──────── RECORDED INFORMATION

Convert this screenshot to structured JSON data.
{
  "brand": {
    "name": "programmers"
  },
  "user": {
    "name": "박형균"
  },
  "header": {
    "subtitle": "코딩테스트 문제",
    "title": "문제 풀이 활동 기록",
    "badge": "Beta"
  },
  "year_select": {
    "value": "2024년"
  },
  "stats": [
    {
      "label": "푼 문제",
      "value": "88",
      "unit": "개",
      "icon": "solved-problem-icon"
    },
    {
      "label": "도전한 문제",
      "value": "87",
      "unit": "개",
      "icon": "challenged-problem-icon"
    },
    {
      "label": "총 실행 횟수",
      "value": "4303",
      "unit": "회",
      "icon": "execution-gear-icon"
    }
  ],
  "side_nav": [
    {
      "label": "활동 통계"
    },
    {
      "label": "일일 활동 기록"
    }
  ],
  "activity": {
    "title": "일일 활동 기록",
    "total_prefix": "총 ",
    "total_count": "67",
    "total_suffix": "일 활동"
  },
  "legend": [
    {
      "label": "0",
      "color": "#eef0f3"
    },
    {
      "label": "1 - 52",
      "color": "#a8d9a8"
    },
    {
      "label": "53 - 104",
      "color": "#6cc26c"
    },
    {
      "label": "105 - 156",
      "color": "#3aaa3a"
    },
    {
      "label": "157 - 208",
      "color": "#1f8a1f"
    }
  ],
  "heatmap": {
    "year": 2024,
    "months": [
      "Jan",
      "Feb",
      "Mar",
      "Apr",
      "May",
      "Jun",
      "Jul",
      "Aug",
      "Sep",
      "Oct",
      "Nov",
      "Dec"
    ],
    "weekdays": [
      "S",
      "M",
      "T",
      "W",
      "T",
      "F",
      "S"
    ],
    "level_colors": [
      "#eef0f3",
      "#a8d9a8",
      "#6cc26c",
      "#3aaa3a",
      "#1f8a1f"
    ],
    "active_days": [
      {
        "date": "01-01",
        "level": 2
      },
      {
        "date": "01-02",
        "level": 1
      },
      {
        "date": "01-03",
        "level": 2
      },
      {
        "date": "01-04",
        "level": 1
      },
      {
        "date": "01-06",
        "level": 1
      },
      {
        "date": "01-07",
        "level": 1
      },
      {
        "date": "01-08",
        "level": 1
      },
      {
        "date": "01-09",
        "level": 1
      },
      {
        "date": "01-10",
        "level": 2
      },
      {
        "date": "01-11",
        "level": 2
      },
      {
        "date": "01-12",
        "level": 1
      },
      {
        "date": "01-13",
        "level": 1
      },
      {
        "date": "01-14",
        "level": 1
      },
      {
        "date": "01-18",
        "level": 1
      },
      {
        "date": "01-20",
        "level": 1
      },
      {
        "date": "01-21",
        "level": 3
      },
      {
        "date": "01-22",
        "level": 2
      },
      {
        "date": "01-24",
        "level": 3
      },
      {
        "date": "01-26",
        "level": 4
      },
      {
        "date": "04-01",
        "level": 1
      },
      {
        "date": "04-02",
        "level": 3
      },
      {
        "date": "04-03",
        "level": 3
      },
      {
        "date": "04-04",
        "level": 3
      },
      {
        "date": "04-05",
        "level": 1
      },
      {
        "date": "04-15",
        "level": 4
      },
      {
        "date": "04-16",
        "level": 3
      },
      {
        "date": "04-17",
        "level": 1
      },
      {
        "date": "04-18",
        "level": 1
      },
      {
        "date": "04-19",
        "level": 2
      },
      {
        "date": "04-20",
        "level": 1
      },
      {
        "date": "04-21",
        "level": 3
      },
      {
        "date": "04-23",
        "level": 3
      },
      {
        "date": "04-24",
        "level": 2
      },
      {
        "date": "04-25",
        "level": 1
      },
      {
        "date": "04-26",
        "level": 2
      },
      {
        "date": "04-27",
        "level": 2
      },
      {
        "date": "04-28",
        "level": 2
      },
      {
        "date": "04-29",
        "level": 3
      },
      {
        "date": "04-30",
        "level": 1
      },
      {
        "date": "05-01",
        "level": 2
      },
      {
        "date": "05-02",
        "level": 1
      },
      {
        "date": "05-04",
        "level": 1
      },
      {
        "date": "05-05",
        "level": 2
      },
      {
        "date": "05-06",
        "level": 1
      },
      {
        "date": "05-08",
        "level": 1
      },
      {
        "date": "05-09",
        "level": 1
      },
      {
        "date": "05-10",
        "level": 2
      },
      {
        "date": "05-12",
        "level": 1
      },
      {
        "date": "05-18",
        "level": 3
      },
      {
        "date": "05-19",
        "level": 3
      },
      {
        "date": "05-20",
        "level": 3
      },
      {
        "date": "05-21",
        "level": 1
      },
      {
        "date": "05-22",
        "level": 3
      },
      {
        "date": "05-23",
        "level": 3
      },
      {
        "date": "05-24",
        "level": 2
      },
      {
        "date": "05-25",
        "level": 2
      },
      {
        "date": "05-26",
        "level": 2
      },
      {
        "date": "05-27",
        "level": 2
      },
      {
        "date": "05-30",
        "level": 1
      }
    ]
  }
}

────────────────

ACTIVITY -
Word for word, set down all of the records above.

REPLY -
Convert this screenshot to structured JSON data.
{
  "brand": {
    "name": "programmers"
  },
  "user": {
    "name": "박형균"
  },
  "header": {
    "subtitle": "코딩테스트 문제",
    "title": "문제 풀이 활동 기록",
    "badge": "Beta"
  },
  "year_select": {
    "value": "2024년"
  },
  "stats": [
    {
      "label": "푼 문제",
      "value": "88",
      "unit": "개",
      "icon": "solved-problem-icon"
    },
    {
      "label": "도전한 문제",
      "value": "87",
      "unit": "개",
      "icon": "challenged-problem-icon"
    },
    {
      "label": "총 실행 횟수",
      "value": "4303",
      "unit": "회",
      "icon": "execution-gear-icon"
    }
  ],
  "side_nav": [
    {
      "label": "활동 통계"
    },
    {
      "label": "일일 활동 기록"
    }
  ],
  "activity": {
    "title": "일일 활동 기록",
    "total_prefix": "총 ",
    "total_count": "67",
    "total_suffix": "일 활동"
  },
  "legend": [
    {
      "label": "0",
      "color": "#eef0f3"
    },
    {
      "label": "1 - 52",
      "color": "#a8d9a8"
    },
    {
      "label": "53 - 104",
      "color": "#6cc26c"
    },
    {
      "label": "105 - 156",
      "color": "#3aaa3a"
    },
    {
      "label": "157 - 208",
      "color": "#1f8a1f"
    }
  ],
  "heatmap": {
    "year": 2024,
    "months": [
      "Jan",
      "Feb",
      "Mar",
      "Apr",
      "May",
      "Jun",
      "Jul",
      "Aug",
      "Sep",
      "Oct",
      "Nov",
      "Dec"
    ],
    "weekdays": [
      "S",
      "M",
      "T",
      "W",
      "T",
      "F",
      "S"
    ],
    "level_colors": [
      "#eef0f3",
      "#a8d9a8",
      "#6cc26c",
      "#3aaa3a",
      "#1f8a1f"
    ],
    "active_days": [
      {
        "date": "01-01",
        "level": 2
      },
      {
        "date": "01-02",
        "level": 1
      },
      {
        "date": "01-03",
        "level": 2
      },
      {
        "date": "01-04",
        "level": 1
      },
      {
        "date": "01-06",
        "level": 1
      },
      {
        "date": "01-07",
        "level": 1
      },
      {
        "date": "01-08",
        "level": 1
      },
      {
        "date": "01-09",
        "level": 1
      },
      {
        "date": "01-10",
        "level": 2
      },
      {
        "date": "01-11",
        "level": 2
      },
      {
        "date": "01-12",
        "level": 1
      },
      {
        "date": "01-13",
        "level": 1
      },
      {
        "date": "01-14",
        "level": 1
      },
      {
        "date": "01-18",
        "level": 1
      },
      {
        "date": "01-20",
        "level": 1
      },
      {
        "date": "01-21",
        "level": 3
      },
      {
        "date": "01-22",
        "level": 2
      },
      {
        "date": "01-24",
        "level": 3
      },
      {
        "date": "01-26",
        "level": 4
      },
      {
        "date": "04-01",
        "level": 1
      },
      {
        "date": "04-02",
        "level": 3
      },
      {
        "date": "04-03",
        "level": 3
      },
      {
        "date": "04-04",
        "level": 3
      },
      {
        "date": "04-05",
        "level": 1
      },
      {
        "date": "04-15",
        "level": 4
      },
      {
        "date": "04-16",
        "level": 3
      },
      {
        "date": "04-17",
        "level": 1
      },
      {
        "date": "04-18",
        "level": 1
      },
      {
        "date": "04-19",
        "level": 2
      },
      {
        "date": "04-20",
        "level": 1
      },
      {
        "date": "04-21",
        "level": 3
      },
      {
        "date": "04-23",
        "level": 3
      },
      {
        "date": "04-24",
        "level": 2
      },
      {
        "date": "04-25",
        "level": 1
      },
      {
        "date": "04-26",
        "level": 2
      },
      {
        "date": "04-27",
        "level": 2
      },
      {
        "date": "04-28",
        "level": 2
      },
      {
        "date": "04-29",
        "level": 3
      },
      {
        "date": "04-30",
        "level": 1
      },
      {
        "date": "05-01",
        "level": 2
      },
      {
        "date": "05-02",
        "level": 1
      },
      {
        "date": "05-04",
        "level": 1
      },
      {
        "date": "05-05",
        "level": 2
      },
      {
        "date": "05-06",
        "level": 1
      },
      {
        "date": "05-08",
        "level": 1
      },
      {
        "date": "05-09",
        "level": 1
      },
      {
        "date": "05-10",
        "level": 2
      },
      {
        "date": "05-12",
        "level": 1
      },
      {
        "date": "05-18",
        "level": 3
      },
      {
        "date": "05-19",
        "level": 3
      },
      {
        "date": "05-20",
        "level": 3
      },
      {
        "date": "05-21",
        "level": 1
      },
      {
        "date": "05-22",
        "level": 3
      },
      {
        "date": "05-23",
        "level": 3
      },
      {
        "date": "05-24",
        "level": 2
      },
      {
        "date": "05-25",
        "level": 2
      },
      {
        "date": "05-26",
        "level": 2
      },
      {
        "date": "05-27",
        "level": 2
      },
      {
        "date": "05-30",
        "level": 1
      }
    ]
  }
}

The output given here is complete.